Every entry in the data below needs to be repeated exactly.

START Input material

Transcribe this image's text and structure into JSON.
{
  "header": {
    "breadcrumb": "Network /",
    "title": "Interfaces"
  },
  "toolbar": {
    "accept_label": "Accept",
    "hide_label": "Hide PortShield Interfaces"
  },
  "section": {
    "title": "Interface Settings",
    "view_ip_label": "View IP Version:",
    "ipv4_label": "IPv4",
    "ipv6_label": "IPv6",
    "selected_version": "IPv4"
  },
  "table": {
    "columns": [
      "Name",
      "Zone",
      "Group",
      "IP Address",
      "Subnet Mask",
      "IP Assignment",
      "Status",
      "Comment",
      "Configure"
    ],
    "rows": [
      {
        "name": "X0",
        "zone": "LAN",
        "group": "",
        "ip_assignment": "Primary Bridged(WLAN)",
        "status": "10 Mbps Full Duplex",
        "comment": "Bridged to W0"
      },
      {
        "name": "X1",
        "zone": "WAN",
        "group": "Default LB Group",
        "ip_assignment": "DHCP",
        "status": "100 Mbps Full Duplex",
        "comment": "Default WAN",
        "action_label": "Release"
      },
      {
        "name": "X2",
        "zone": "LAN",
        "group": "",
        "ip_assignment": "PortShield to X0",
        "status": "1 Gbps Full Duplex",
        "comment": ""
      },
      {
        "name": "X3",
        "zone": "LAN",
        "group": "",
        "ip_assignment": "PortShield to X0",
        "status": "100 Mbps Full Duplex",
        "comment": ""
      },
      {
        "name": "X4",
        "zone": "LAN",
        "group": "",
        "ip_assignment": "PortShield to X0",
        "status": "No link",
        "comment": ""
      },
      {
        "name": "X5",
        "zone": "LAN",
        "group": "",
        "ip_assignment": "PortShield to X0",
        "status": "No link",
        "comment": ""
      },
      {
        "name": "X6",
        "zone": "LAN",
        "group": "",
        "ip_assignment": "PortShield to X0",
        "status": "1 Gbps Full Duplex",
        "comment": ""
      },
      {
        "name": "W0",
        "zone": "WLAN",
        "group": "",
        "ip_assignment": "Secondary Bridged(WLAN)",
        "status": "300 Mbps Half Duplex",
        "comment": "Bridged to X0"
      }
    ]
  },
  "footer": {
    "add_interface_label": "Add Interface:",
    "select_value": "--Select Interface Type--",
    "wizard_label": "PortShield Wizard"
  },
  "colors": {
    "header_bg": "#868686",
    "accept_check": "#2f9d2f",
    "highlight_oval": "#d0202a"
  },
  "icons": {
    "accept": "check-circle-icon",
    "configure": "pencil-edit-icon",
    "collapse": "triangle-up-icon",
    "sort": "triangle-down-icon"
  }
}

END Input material

Your response –
Transcribe this image's text and structure into JSON.
{
  "header": {
    "breadcrumb": "Network /",
    "title": "Interfaces"
  },
  "toolbar": {
    "accept_label": "Accept",
    "hide_label": "Hide PortShield Interfaces"
  },
  "section": {
    "title": "Interface Settings",
    "view_ip_label": "View IP Version:",
    "ipv4_label": "IPv4",
    "ipv6_label": "IPv6",
    "selected_version": "IPv4"
  },
  "table": {
    "columns": [
      "Name",
      "Zone",
      "Group",
      "IP Address",
      "Subnet Mask",
      "IP Assignment",
      "Status",
      "Comment",
      "Configure"
    ],
    "rows": [
      {
        "name": "X0",
        "zone": "LAN",
        "group": "",
        "ip_assignment": "Primary Bridged(WLAN)",
        "status": "10 Mbps Full Duplex",
        "comment": "Bridged to W0"
      },
      {
        "name": "X1",
        "zone": "WAN",
        "group": "Default LB Group",
        "ip_assignment": "DHCP",
        "status": "100 Mbps Full Duplex",
        "comment": "Default WAN",
        "action_label": "Release"
      },
      {
        "name": "X2",
        "zone": "LAN",
        "group": "",
        "ip_assignment": "PortShield to X0",
        "status": "1 Gbps Full Duplex",
        "comment": ""
      },
      {
        "name": "X3",
        "zone": "LAN",
        "group": "",
        "ip_assignment": "PortShield to X0",
        "status": "100 Mbps Full Duplex",
        "comment": ""
      },
      {
        "name": "X4",
        "zone": "LAN",
        "group": "",
        "ip_assignment": "PortShield to X0",
        "status": "No link",
        "comment": ""
      },
      {
        "name": "X5",
        "zone": "LAN",
        "group": "",
        "ip_assignment": "PortShield to X0",
        "status": "No link",
        "comment": ""
      },
      {
        "name": "X6",
        "zone": "LAN",
        "group": "",
        "ip_assignment": "PortShield to X0",
        "status": "1 Gbps Full Duplex",
        "comment": ""
      },
      {
        "name": "W0",
        "zone": "WLAN",
        "group": "",
        "ip_assignment": "Secondary Bridged(WLAN)",
        "status": "300 Mbps Half Duplex",
        "comment": "Bridged to X0"
      }
    ]
  },
  "footer": {
    "add_interface_label": "Add Interface:",
    "select_value": "--Select Interface Type--",
    "wizard_label": "PortShield Wizard"
  },
  "colors": {
    "header_bg": "#868686",
    "accept_check": "#2f9d2f",
    "highlight_oval": "#d0202a"
  },
  "icons": {
    "accept": "check-circle-icon",
    "configure": "pencil-edit-icon",
    "collapse": "triangle-up-icon",
    "sort": "triangle-down-icon"
  }
}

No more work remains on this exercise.